* How to complete this task
When checking the entries below, count every line with the word "title", then give only that number.

* Dataset records
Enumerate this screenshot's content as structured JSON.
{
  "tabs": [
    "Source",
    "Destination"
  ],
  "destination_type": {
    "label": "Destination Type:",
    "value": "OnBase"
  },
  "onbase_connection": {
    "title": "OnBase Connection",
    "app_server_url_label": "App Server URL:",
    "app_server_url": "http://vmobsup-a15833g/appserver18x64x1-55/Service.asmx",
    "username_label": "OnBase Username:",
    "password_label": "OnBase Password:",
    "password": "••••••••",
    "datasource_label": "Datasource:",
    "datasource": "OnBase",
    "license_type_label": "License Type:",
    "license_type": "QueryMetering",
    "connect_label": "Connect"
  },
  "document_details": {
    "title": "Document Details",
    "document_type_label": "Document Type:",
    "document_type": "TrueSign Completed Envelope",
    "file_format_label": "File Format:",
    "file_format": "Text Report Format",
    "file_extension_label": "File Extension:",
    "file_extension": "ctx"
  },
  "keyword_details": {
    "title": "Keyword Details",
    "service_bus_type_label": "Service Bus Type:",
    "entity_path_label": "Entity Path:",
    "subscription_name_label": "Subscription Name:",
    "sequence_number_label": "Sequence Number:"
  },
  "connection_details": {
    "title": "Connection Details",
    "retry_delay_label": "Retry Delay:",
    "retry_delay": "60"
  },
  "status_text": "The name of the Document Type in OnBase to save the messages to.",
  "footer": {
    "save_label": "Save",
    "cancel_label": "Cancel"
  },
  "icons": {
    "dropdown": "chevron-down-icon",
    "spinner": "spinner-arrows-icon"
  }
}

* Exercise answer
4